When I first saw another maker use this hashtag, I felt a little weird about it. What did she mean by “#HandmadeNotHomemade”? The two terms are basically synonyms. Something that is handmade is usually also homemade. The more I thought about it, the more it made sense. I will always support handmade items when I can, but sometimes you don’t always get the quality you expect. Before everyone takes this the wrong way, allow me to explain myself.
I’ve heard more than one person say, “handmade is in right now!” and it makes me cringe every time. I understand where they are coming from, but the mentality is still not in the right place. It’s becoming more and more popular to purchase handmade items as gifts or for yourself. Supporting local business has suddenly become “trendy” and “hip”.
With this increased demand in handmade items, there has also been a surge in new businesses that claim to be “handmade”. As a maker, this makes me feel a lot of different things. On one hand it’s stressful, because there is so much more competition in my market. On the other hand, it’s enlightening and empowering to see so many other talented people out there offering their items for sale.
Here’s where it gets tricky. Everyone likes to think the best of themselves, and I totally appreciate that (I think I’m pretty awesome sometimes, too)! But sometimes this self-confidence is misplaced. Many people think it’s incredibly easy to open your own shop and start selling items you’ve made. This is not the case. A lot of preparation, research, time, and money goes into starting a small business. This is overlooked. All. The. Time.
This next part is going to be hard to read, but 100% relatable to everyone. Have you ever ordered something, thinking you’re making a change in the world by supporting local artisans? But then the item you receive is sub-par and you could’ve found something nicer at Walmart? Same here, on multiple occasions.
Like any store, you should be able to return your item with a valid complaint, no questions asked. This usually isn’t the case for handmade items. A tiny part of the maker’s soul is in that item you just purchased, and complaining about the item can be extremely hurtful to said maker. The buyer usually isn’t intending to upset anyone; they just wanted a high-quality product. When this doesn’t happen, a lot of feelings can get hurt.

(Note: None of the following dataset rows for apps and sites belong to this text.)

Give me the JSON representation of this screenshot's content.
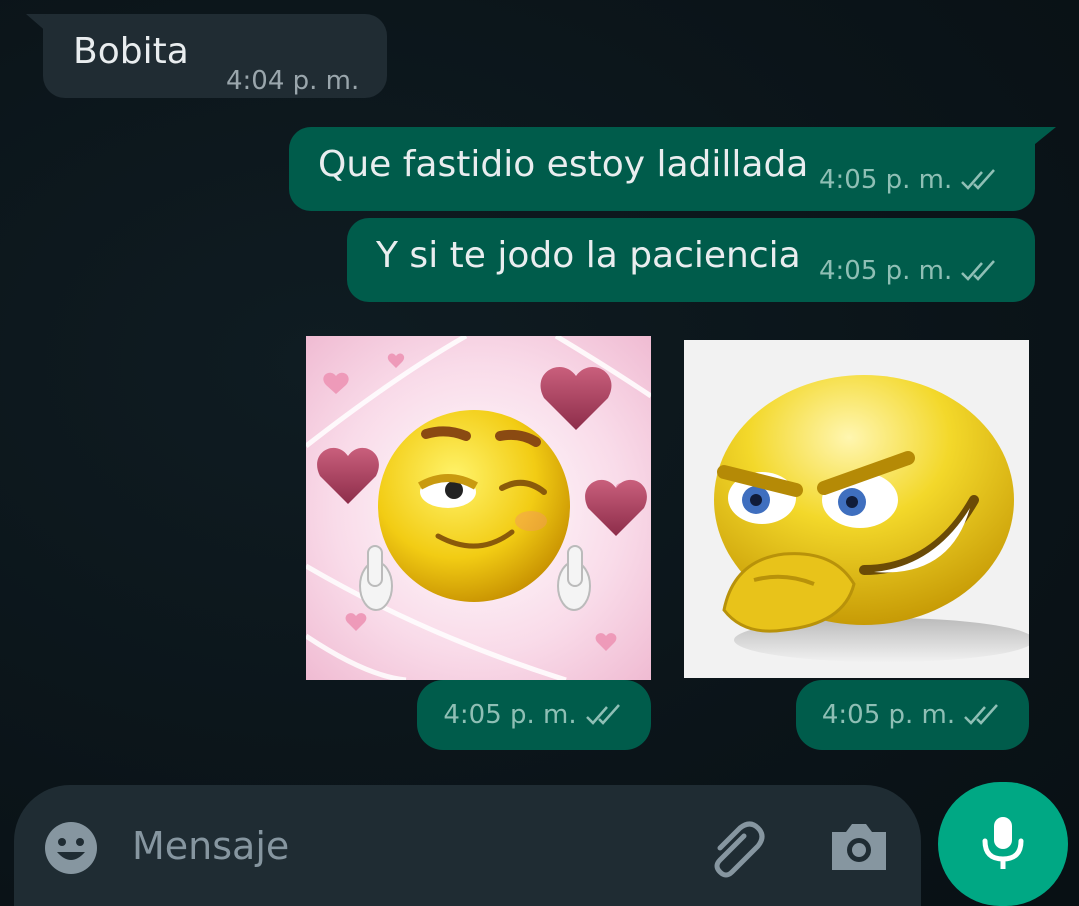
{
  "chat": {
    "messages": [
      {
        "direction": "incoming",
        "text": "Bobita",
        "time": "4:04 p. m."
      },
      {
        "direction": "outgoing",
        "text": "Que fastidio estoy ladillada",
        "time": "4:05 p. m.",
        "status": "delivered"
      },
      {
        "direction": "outgoing",
        "text": "Y si te jodo la paciencia",
        "time": "4:05 p. m.",
        "status": "delivered"
      }
    ],
    "stickers": [
      {
        "description_icon": "winking-smiley-with-hearts-sticker",
        "time": "4:05 p. m.",
        "status": "delivered"
      },
      {
        "description_icon": "scheming-smiley-sticker",
        "time": "4:05 p. m.",
        "status": "delivered"
      }
    ]
  },
  "composer": {
    "placeholder": "Mensaje",
    "emoji_icon": "emoji-icon",
    "attach_icon": "paperclip-icon",
    "camera_icon": "camera-icon",
    "mic_icon": "microphone-icon"
  },
  "colors": {
    "background": "#0b141a",
    "incoming_bubble": "#202c33",
    "outgoing_bubble": "#005c4b",
    "accent": "#00a884"
  }
}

I guess what I’m trying to say is that not every small business you come across produces high-quality goods. This isn’t necessarily because they are bad at what they do. Most of the time it comes down to a lack of passion and interest.
Like I said, everyone thinks it’s really easy to just start a business. And it can be. It probably won’t be a good one, though.
That’s where the difference between handmade and homemade comes into play. Some of the nicest items I own are handmade. From purses, to tap shoes, to certain soaps that I use, I choose to buy these handmade items over and over again because they are superior to what I can find at a department or grocery store. These items are not homemade. They are not quickly thrown together on a whim with fingers crossed for a mediocre result. There is time and effort and love poured into these handmade items. You can see the maker’s livelihood present in the item. They care so much about creating something beautiful, that the quality shines through so easily.
Homemade is great… but it isn’t always amazing. I’m going to use myself and my journey with Strings & Things as an example. When I was first starting out I was incredibly concerned with profit margins. I was a university student still, so I was literally paying for my classes with the products I was selling. I needed to earn as much as possible per item.
To maximize these margins, I would buy some of the cheapest yarns available. I would rush my way through production. If there was a mistake, I would only go back and fix it if it was really noticeable. I didn’t have a nice website. I didn’t have any professional packaging for my items. I spent zero time on photography. My customer service was atrocious. I cut a lot of corners.
I had a few people complain about things I had made and I was heartbroken. People told me things like “my toque stretched out within a week” or “the fabric pilled so much, it’s unwearable now”. I was so offended that they didn’t love my product and that they were able to find something to complain about.
Years passed and I fell in love with Strings & Things even more. I was proud of what I was doing and I wanted to provide the highest quality items possible. I wanted my toques and scarves to outshine anything you could find from the mall.
So, I slowed down. I invested more time into testing stitches for their strength, yarn for its quality. I started designing my own patterns and getting help from other people to test different sizes.
Sure, my profit margins decreased a bit. But the complaints stopped.
My customers could see the love I poured into every piece I made. They could feel the quality as soon as they pick up the product. My passion for knitting and crocheting and all things yarn is present in every single item I make, and the world can tell. I managed to move away from my homemade mediocrity and step up to handmade beauty.
I want to close this off with a message to all makers. If you are struggling to see success in your business, or are feeling underwhelmed with customer responses to your product, take a step back and look at yourself first. Is your heart really in it? Are you taking the time to produce the best possible product you can? Your passion can’t shine through if you don’t take the time to let it.
What do you think? I’d love to hear your opinion on the hashtag #HandmadeNotHomemade! Comment below or shoot me a DM on Instagram if you want to chat over this hot topic!